WORK ITEM.
Show all lines from the records below in which the string "color" is present.

——————————

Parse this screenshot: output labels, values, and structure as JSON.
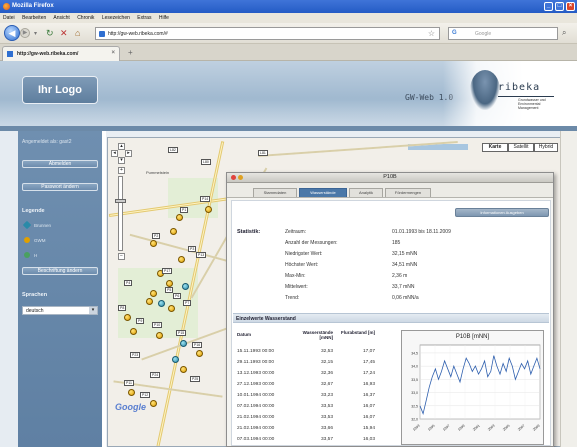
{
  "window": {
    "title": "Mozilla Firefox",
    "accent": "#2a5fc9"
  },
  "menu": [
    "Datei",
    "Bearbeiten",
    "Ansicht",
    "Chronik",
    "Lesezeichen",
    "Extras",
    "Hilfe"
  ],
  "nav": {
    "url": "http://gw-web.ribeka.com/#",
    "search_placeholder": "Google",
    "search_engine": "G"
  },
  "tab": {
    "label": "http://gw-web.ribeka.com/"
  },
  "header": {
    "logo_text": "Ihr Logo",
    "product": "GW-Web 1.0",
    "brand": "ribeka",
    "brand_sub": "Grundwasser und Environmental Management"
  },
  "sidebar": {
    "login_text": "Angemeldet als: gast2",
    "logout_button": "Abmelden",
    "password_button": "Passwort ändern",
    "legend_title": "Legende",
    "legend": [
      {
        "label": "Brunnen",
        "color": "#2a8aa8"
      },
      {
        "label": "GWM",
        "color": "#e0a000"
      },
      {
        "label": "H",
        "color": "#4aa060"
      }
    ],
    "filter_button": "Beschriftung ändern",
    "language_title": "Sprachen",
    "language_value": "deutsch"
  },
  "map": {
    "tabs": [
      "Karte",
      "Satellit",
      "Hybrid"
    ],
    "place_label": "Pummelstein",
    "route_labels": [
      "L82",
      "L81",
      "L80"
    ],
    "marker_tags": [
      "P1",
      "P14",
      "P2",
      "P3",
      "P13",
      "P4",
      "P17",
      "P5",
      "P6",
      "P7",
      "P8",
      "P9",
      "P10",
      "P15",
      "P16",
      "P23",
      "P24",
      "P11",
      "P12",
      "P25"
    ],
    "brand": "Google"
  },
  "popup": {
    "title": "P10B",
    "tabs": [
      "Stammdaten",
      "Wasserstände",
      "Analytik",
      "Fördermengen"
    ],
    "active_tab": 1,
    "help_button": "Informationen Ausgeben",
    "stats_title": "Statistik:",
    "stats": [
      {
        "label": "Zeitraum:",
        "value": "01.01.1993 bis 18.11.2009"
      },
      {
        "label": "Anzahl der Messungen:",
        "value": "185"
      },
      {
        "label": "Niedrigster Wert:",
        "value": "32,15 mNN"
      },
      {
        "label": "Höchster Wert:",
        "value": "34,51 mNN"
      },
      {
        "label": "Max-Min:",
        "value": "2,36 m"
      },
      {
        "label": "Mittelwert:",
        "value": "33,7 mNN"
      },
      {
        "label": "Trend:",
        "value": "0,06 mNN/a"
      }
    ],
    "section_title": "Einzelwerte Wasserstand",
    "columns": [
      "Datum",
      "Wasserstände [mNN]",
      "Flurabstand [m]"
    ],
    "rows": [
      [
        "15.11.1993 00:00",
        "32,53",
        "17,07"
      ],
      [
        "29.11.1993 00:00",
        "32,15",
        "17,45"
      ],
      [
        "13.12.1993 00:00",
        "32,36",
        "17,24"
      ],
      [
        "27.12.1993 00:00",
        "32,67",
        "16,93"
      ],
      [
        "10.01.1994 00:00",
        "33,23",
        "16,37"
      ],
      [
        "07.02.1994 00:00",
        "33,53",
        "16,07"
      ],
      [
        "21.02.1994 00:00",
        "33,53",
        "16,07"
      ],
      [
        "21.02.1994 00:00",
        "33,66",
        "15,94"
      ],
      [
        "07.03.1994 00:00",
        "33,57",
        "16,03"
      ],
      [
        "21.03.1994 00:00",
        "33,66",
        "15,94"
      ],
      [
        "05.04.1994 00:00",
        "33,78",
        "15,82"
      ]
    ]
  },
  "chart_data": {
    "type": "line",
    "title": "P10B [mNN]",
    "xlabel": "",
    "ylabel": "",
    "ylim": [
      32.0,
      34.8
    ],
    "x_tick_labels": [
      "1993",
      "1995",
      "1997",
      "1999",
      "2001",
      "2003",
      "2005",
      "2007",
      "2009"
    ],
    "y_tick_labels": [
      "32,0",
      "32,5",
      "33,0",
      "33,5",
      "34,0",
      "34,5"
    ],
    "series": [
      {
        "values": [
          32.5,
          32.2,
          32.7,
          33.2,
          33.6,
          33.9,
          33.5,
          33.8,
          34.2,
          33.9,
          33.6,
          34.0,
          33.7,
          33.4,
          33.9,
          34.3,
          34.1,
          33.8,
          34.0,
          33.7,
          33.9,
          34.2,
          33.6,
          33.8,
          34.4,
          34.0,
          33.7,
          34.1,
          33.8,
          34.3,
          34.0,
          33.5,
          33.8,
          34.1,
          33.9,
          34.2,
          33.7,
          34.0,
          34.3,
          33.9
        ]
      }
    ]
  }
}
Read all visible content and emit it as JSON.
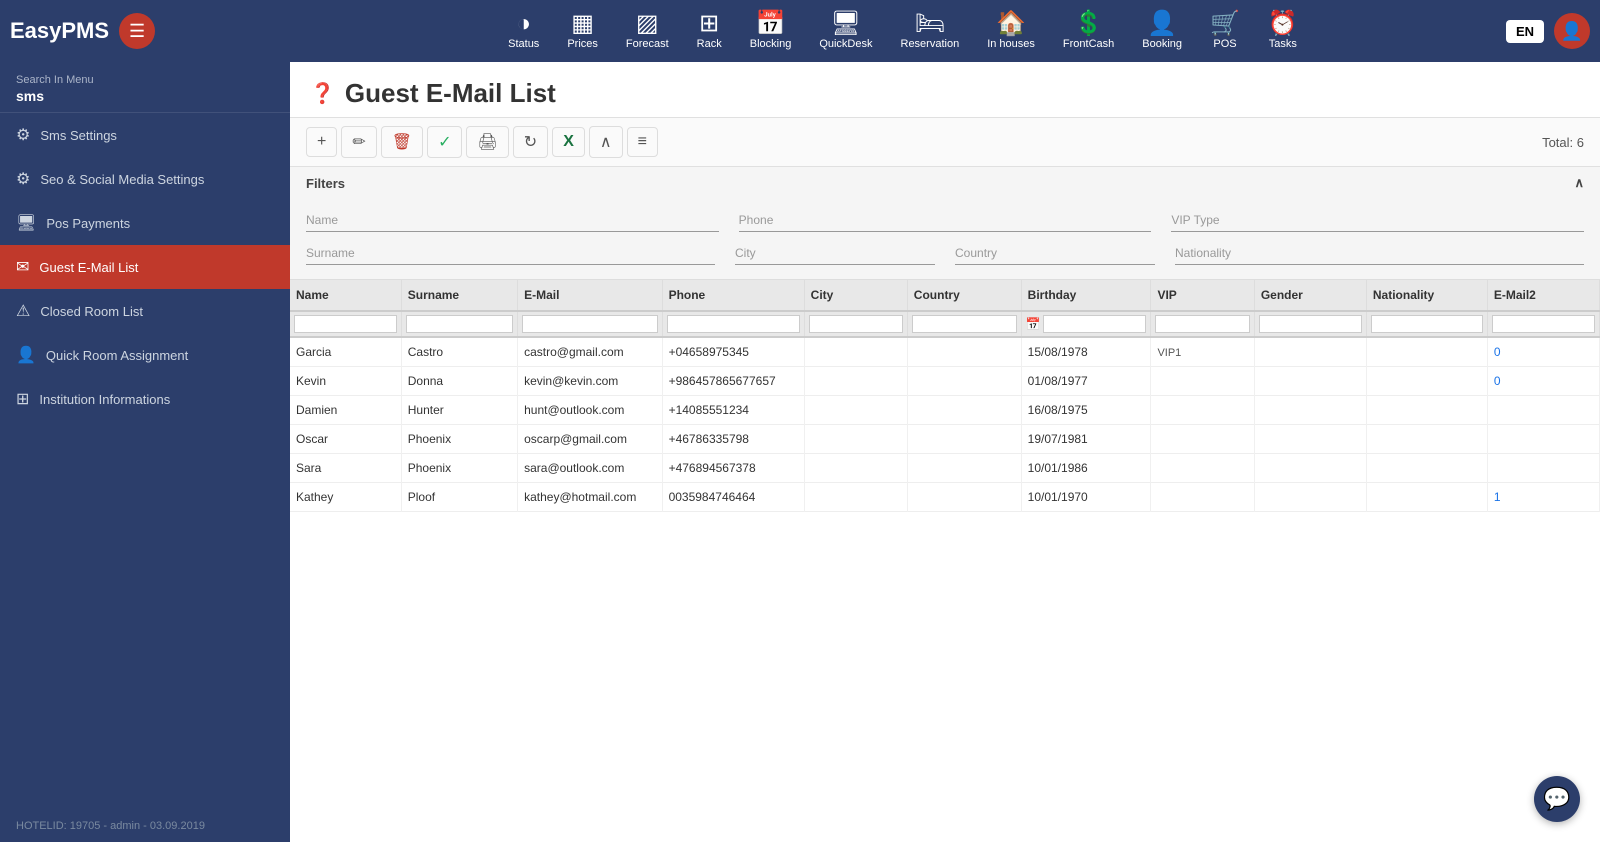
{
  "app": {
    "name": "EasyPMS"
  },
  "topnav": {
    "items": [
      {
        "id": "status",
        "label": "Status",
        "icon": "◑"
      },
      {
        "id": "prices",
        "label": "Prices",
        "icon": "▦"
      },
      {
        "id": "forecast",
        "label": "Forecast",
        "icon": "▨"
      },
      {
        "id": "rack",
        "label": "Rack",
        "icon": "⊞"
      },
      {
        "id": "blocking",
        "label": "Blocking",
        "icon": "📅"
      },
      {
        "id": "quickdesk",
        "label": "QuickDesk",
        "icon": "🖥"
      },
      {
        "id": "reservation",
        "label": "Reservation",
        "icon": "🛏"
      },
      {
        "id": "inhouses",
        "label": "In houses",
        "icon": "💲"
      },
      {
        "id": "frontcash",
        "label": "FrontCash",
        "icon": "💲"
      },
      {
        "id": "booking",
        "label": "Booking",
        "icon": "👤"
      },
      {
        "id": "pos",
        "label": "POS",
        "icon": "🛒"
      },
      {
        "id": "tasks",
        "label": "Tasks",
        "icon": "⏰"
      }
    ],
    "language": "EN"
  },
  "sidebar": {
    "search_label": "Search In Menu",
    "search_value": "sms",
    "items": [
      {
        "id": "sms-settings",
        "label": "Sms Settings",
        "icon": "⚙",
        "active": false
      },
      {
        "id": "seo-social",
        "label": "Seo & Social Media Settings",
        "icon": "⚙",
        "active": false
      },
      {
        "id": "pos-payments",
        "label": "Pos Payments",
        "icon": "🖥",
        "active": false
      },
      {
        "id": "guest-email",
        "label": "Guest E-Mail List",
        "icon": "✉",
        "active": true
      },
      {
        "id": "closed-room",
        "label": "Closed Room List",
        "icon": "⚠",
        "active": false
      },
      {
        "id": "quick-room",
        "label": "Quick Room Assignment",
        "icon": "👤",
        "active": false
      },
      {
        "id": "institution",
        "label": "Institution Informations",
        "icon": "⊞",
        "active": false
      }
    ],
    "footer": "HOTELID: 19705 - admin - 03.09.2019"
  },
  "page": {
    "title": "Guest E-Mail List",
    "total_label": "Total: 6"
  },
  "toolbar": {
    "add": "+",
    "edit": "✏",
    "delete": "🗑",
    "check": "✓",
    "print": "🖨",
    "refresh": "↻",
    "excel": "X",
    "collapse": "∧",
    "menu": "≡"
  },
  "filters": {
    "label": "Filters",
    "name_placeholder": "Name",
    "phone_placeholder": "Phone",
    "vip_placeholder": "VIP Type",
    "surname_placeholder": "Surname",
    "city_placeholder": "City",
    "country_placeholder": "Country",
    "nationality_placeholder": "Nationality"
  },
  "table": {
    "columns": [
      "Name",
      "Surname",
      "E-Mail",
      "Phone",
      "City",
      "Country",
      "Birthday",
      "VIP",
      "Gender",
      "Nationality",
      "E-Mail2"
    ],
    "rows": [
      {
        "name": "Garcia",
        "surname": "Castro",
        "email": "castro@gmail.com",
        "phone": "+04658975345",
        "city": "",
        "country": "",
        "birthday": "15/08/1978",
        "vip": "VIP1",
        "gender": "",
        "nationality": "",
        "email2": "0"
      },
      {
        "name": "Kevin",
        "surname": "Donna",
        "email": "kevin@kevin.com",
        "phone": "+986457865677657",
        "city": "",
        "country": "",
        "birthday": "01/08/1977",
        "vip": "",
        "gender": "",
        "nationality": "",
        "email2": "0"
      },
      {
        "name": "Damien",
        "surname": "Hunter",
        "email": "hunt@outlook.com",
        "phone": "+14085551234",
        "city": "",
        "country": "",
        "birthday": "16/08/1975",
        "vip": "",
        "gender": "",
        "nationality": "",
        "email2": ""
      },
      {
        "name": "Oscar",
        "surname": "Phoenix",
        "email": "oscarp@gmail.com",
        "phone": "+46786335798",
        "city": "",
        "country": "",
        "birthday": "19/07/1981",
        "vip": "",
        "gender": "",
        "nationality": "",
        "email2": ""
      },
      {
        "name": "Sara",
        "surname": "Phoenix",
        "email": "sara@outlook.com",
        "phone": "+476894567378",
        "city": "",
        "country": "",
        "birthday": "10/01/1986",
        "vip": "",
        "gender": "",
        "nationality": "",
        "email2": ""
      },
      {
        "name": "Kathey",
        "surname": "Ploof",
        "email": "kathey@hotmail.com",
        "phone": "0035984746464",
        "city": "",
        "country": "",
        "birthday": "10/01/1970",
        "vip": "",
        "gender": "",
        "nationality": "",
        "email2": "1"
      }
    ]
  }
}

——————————

ANSWER BOX.
        "color": "#2a8aa8"
        "color": "#e0a000"
        "color": "#4aa060"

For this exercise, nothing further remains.